12 Month Pass: $55/Death Valley Annual Pass (valid at Death Valley National Park). $80/America the Beautiful Annual Pass (valid at all national park and federal fee areas). $20/Annual Senior Pass (62 years or older US citizens; valid at all national park and federal fee areas). Free/4th Grade Pass (Valid Sept. 1-August 31 of the child’s 4th Grade school year). Free/Military Pass (valid for all active military personel and their dependents with a CAC Card or DD Form 1173).
Lifetime Pass: $80/Lifetime Senior Pass (62 years or older US citizens; valid at all national park and federal fee areas). Free/Access Pass (available to all US citizens with perminent disabilities). Free/Access for Veterans and Gold Star Families Pass (valid for all military and veterans with a CAC card, Veteran HJealth Identification Card, Veteran ID Card, or veteran’s designation on state-issued drivers license or identification card.)
Hiking the Ubehebe Crater Rim Trail
I hiked the Ubehebe Crater early one morning in May, hoping to avoid some of the valley’s heat by rising up to the rim’s nearly 3,000ft. elevation above sea level. In some ways, we succeeded – early in the morning and the high elevation meant it was cool for a while. But then the sun started baking the black cinders, and the radiating heat was oppressive. So much for just getting to a higher elevation to cool off!
Still, the views were good, especially in the early morning before too many people came along to hike the trail. So it was worth it to see the pretty colors in the crater and hike around the rim. While you’re in the area, you might want to visit Scotty’s Castle since it’s nearby.
The trail around the rim of Ubehebe Crater isn’t very long, but it’s also not the easiest trail I’ve ever hiked. Much of the pathway is made up of cinders (the crater is in the middle of a cinder field, after all, and said cinders came from an explosion within the crater). It’s firm enough that you won’t sink in the cinders, but it’s a bit like walking through sand – which just takes more energy than walking on a paved sidewalk!
From the parking area, walk south (right) to hike the trail counter-clockwise. After about a quarter mile, you’ll pass the spur to Little Hebe Crater on your right. This is definitely a worthy side-trip if you don’t mind another 3/4 mile. The trail reconnects to the Ubehebe Crater Rim Trail twice – once at mile 0.4 on the Rim Trail and again at mile 0.5. From here, the trail continues uninterrupted around the rim of the main crater.
The views from this section of the trail are why many people hike it. There are great views down into the crater as well as to the surrounding mountains (especially the Grapevine Mountains to the east).

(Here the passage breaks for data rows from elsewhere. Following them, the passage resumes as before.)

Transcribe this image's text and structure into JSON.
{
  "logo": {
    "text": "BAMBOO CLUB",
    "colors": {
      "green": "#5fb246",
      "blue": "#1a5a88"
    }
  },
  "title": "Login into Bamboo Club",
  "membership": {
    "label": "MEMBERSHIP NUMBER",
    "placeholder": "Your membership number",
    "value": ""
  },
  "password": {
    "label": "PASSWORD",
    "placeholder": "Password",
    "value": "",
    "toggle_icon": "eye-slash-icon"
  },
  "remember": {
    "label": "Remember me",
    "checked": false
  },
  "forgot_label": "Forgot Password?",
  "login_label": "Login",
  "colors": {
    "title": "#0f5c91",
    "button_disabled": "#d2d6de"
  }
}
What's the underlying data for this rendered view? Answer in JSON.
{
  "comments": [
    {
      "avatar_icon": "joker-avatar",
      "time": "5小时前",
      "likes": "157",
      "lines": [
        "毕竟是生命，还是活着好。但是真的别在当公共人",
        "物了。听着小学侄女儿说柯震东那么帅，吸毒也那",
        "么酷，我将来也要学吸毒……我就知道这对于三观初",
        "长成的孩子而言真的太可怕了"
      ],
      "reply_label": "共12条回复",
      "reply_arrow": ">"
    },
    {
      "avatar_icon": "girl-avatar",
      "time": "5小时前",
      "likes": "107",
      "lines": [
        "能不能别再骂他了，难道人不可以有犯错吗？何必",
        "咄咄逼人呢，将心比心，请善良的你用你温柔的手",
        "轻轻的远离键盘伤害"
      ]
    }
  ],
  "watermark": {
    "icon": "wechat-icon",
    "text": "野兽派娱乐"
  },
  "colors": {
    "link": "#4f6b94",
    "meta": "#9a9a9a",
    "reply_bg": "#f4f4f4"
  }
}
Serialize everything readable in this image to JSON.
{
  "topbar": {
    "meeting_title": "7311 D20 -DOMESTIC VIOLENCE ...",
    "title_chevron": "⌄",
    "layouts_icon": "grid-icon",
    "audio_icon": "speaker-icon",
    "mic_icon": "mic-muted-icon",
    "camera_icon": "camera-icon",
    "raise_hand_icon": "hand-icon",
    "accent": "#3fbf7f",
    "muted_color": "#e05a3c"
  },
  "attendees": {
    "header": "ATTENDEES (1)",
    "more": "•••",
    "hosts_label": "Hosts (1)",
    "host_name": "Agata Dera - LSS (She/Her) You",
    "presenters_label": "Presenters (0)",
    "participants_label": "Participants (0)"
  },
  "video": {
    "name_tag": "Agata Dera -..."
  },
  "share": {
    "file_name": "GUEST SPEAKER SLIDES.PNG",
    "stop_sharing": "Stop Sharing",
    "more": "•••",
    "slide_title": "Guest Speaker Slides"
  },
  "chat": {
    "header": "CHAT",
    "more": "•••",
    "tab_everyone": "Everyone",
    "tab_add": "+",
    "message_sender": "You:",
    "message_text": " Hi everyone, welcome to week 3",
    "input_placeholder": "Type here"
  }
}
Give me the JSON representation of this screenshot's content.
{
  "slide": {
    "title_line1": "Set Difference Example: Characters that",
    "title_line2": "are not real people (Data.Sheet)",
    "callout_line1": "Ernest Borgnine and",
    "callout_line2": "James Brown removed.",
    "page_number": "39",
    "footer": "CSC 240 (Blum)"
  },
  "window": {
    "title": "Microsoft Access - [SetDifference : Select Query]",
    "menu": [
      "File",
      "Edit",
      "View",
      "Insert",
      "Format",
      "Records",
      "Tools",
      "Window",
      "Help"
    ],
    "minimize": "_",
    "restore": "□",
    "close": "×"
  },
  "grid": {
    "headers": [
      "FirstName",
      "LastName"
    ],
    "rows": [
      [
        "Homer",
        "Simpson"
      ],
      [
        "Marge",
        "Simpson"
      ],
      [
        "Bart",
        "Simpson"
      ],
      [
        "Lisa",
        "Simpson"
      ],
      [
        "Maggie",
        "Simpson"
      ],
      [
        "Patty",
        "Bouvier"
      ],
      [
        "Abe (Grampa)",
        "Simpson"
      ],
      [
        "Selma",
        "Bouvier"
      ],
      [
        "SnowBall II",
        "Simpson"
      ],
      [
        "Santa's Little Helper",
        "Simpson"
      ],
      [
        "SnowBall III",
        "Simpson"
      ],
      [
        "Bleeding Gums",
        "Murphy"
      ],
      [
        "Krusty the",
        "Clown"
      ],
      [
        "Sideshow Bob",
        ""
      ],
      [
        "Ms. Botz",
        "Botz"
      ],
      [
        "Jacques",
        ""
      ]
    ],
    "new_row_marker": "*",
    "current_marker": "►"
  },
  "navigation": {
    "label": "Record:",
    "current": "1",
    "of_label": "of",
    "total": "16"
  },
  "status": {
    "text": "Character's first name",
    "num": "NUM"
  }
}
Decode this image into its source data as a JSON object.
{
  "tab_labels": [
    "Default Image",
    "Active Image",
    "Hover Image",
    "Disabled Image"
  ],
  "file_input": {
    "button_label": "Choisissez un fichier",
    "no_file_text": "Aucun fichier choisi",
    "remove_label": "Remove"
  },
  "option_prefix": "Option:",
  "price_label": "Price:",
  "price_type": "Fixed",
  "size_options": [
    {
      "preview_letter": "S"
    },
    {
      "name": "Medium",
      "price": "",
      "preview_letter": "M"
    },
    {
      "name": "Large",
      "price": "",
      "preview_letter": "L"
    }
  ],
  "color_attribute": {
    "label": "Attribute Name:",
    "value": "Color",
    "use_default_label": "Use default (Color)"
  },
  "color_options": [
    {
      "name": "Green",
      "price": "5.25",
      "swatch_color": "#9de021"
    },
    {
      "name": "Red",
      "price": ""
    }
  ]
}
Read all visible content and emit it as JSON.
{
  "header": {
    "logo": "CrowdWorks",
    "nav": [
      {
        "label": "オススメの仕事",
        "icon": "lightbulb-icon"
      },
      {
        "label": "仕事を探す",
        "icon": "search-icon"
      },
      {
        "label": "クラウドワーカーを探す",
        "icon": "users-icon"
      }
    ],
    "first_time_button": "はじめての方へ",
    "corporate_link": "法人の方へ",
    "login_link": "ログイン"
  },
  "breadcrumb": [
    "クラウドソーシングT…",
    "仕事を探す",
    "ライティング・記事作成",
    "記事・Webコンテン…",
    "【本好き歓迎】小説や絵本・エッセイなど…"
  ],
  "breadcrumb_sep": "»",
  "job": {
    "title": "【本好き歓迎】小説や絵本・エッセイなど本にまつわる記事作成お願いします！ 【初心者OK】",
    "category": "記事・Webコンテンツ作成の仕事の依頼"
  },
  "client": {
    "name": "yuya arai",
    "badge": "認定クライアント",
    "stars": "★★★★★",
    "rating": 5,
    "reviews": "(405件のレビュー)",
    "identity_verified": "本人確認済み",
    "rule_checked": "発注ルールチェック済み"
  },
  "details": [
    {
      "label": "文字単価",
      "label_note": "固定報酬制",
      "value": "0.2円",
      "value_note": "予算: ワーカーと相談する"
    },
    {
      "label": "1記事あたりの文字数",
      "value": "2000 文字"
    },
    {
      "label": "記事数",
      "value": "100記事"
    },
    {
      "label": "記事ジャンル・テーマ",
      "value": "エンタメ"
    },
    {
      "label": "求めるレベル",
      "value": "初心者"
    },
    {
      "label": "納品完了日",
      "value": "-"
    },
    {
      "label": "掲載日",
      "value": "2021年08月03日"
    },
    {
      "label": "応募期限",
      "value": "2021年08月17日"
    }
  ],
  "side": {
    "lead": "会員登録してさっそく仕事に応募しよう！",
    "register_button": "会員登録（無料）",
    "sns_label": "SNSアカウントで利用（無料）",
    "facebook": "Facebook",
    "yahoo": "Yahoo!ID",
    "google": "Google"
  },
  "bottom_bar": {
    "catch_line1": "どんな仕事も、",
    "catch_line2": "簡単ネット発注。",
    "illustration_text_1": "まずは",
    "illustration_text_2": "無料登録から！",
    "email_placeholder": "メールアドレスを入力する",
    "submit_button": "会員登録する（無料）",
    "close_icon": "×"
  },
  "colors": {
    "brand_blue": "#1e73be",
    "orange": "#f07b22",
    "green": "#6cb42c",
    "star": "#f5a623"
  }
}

The next junction is shortly before you arrive back at the parking area. A trail on the left descends into the crater. I did it; but realize that it’s not an easy hike! Still, it’s very fun to be able to say that you hiked into the very center of a volcano.
Return to the trailhead about mile 1.75 (closer to 2.4 if you opted to do Little Hebe, as well). The views from the trailhead are pretty good, too, so you can admire the crater one more time before driving back down into the valley or out to the Racetrack (if you have a vehicle that can handle mile upon mile of washboard, sharp rocks, etc.).